Wednesday Nite @ the Lab
Tamara Thomsen, Maritime Archaeologist at the Wisconsin Historical Society, and Suzze Johnson, Ultralight Pilot in Two Rivers, discuss the discovery of five shipwrecks off of Rawley Point in Lake Michigan. Thomsen shares the histories of the ships and Johnson focuses on the challenges of finding the shipwrecks along the coast of Manitowoc County.
George Kraft, Professor of Water Resources at UW-Extension & UW-Stevens Point, explains how groundwater systems work and discusses the impact that high-capacity wells have on water in Wisconsin.
David O'Connor, Professor in Pathology and Laboratory Medicine at UW-Madison, shares information about the Zika virus, how the disease is transmitted and potential complications, and compares it to the AIDS epidemic.
Kreg Gruben, Associate Professor of Biomedical Engineering at UW-Madison, focuses on walking and the impact a stroke has on muscle control. Gruben discusses the physics behind rotational motion control and movement.
John Hawks, Associate Chair in the Department of Anthropology at UW-Madison, discusses his role in the 2013 Rising Star expedition’s discovery of homo naledi, the newest member of the human family, in South Africa. Hawks explains how the species was identified and shares footage of how the bones were discovered.

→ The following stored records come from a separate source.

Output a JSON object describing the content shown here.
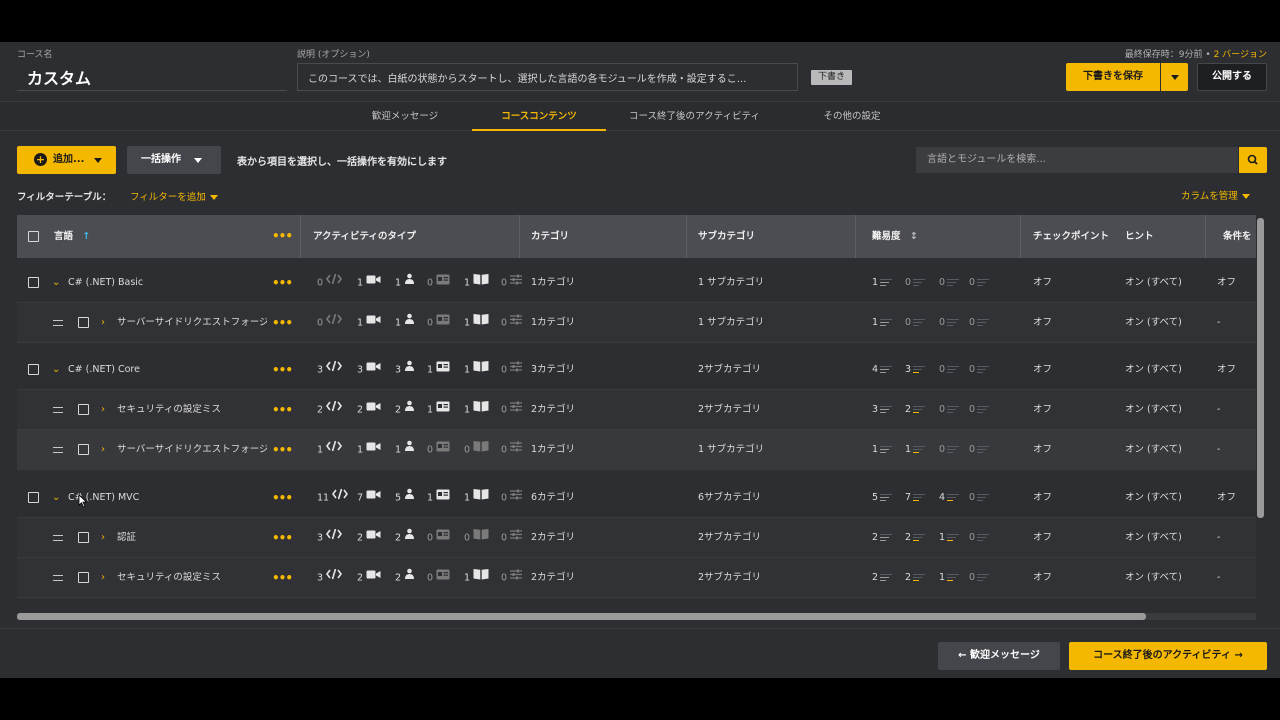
{
  "header": {
    "course_name_label": "コース名",
    "course_name": "カスタム",
    "description_label": "説明 (オプション)",
    "description_value": "このコースでは、白紙の状態からスタートし、選択した言語の各モジュールを作成・設定するこ...",
    "draft_badge": "下書き",
    "last_saved_prefix": "最終保存時：9分前 •",
    "version_link": "2 バージョン",
    "save_draft_label": "下書きを保存",
    "publish_label": "公開する"
  },
  "tabs": [
    {
      "label": "歓迎メッセージ",
      "active": false
    },
    {
      "label": "コースコンテンツ",
      "active": true
    },
    {
      "label": "コース終了後のアクティビティ",
      "active": false
    },
    {
      "label": "その他の設定",
      "active": false
    }
  ],
  "toolbar": {
    "add_label": "追加...",
    "bulk_label": "一括操作",
    "bulk_hint": "表から項目を選択し、一括操作を有効にします",
    "search_placeholder": "言語とモジュールを検索...",
    "filter_label": "フィルターテーブル：",
    "filter_add": "フィルターを追加",
    "column_manage": "カラムを管理"
  },
  "table": {
    "columns": [
      "言語",
      "アクティビティのタイプ",
      "カテゴリ",
      "サブカテゴリ",
      "難易度",
      "チェックポイント",
      "ヒント",
      "条件を"
    ],
    "rows": [
      {
        "kind": "parent",
        "name": "C# (.NET) Basic",
        "acts": [
          "0",
          "1",
          "1",
          "0",
          "1",
          "0"
        ],
        "category": "1カテゴリ",
        "subcategory": "1 サブカテゴリ",
        "diff": [
          "1",
          "0",
          "0",
          "0"
        ],
        "checkpoint": "オフ",
        "hint": "オン (すべて)",
        "cond": "オフ"
      },
      {
        "kind": "child",
        "name": "サーバーサイドリクエストフォージェリ",
        "acts": [
          "0",
          "1",
          "1",
          "0",
          "1",
          "0"
        ],
        "category": "1カテゴリ",
        "subcategory": "1 サブカテゴリ",
        "diff": [
          "1",
          "0",
          "0",
          "0"
        ],
        "checkpoint": "オフ",
        "hint": "オン (すべて)",
        "cond": "-"
      },
      {
        "kind": "parent",
        "name": "C# (.NET) Core",
        "acts": [
          "3",
          "3",
          "3",
          "1",
          "1",
          "0"
        ],
        "category": "3カテゴリ",
        "subcategory": "2サブカテゴリ",
        "diff": [
          "4",
          "3",
          "0",
          "0"
        ],
        "checkpoint": "オフ",
        "hint": "オン (すべて)",
        "cond": "オフ"
      },
      {
        "kind": "child",
        "name": "セキュリティの設定ミス",
        "acts": [
          "2",
          "2",
          "2",
          "1",
          "1",
          "0"
        ],
        "category": "2カテゴリ",
        "subcategory": "2サブカテゴリ",
        "diff": [
          "3",
          "2",
          "0",
          "0"
        ],
        "checkpoint": "オフ",
        "hint": "オン (すべて)",
        "cond": "-"
      },
      {
        "kind": "child",
        "name": "サーバーサイドリクエストフォージェリ",
        "acts": [
          "1",
          "1",
          "1",
          "0",
          "0",
          "0"
        ],
        "category": "1カテゴリ",
        "subcategory": "1 サブカテゴリ",
        "diff": [
          "1",
          "1",
          "0",
          "0"
        ],
        "checkpoint": "オフ",
        "hint": "オン (すべて)",
        "cond": "-"
      },
      {
        "kind": "parent",
        "name": "C# (.NET) MVC",
        "acts": [
          "11",
          "7",
          "5",
          "1",
          "1",
          "0"
        ],
        "category": "6カテゴリ",
        "subcategory": "6サブカテゴリ",
        "diff": [
          "5",
          "7",
          "4",
          "0"
        ],
        "checkpoint": "オフ",
        "hint": "オン (すべて)",
        "cond": "オフ"
      },
      {
        "kind": "child",
        "name": "認証",
        "acts": [
          "3",
          "2",
          "2",
          "0",
          "0",
          "0"
        ],
        "category": "2カテゴリ",
        "subcategory": "2サブカテゴリ",
        "diff": [
          "2",
          "2",
          "1",
          "0"
        ],
        "checkpoint": "オフ",
        "hint": "オン (すべて)",
        "cond": "-"
      },
      {
        "kind": "child",
        "name": "セキュリティの設定ミス",
        "acts": [
          "3",
          "2",
          "2",
          "0",
          "1",
          "0"
        ],
        "category": "2カテゴリ",
        "subcategory": "2サブカテゴリ",
        "diff": [
          "2",
          "2",
          "1",
          "0"
        ],
        "checkpoint": "オフ",
        "hint": "オン (すべて)",
        "cond": "-"
      }
    ]
  },
  "footer": {
    "prev_label": "歓迎メッセージ",
    "next_label": "コース終了後のアクティビティ"
  },
  "colors": {
    "accent": "#f5b800",
    "bg": "#2d2e31",
    "header_row": "#4c4d52"
  },
  "icons": [
    "code-icon",
    "video-icon",
    "mentor-icon",
    "id-card-icon",
    "book-icon",
    "sliders-icon",
    "search-icon",
    "plus-icon",
    "arrow-left-icon",
    "arrow-right-icon",
    "sort-asc-icon",
    "sort-icon"
  ]
}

Brian Parks, Assistant Professor in the Department of Nutritional Sciences at UW-Madison, explores the relationship between genetics and a predisposition to obesity. Parks focuses on the protein leptin which can help to regulate food intake.
Ruth Litovsky, Professor of Surgery/Otolaryngology at the UW School of Medicine and Public Health, shares ongoing research into the electrical stimulation of the ear in people with hearing loss. Litovsky discusses the progress and challenges of cochlear implants in patients ranging in age from toddlers to the elderly.
Jean-Michel Ané, Professor in the Department of Agronomy at UW-Madison, discusses the mutually beneficial relationship between soil microbes and plants and delves into agricultural sustainability and development in developing countries.
Alia Gurtov, PhD Student in the Department of Anthropology at UW-Madison, reports on her experience as a member of the Rising Star Expedition that excavated the remains of Homo naledi in South Africa. Gurtov explores the adaptations that distinguish the earliest known members of our genus with those who came before.
Steve Ackerman, Professor, Department of Atmospheric and Oceanic Studies, UW-Madison, analyzes the weather, the storm movement and decisions made by the captains piloting ships on Lake Superior on November 10, 1975, the day the Edmund Fitzgerald sank.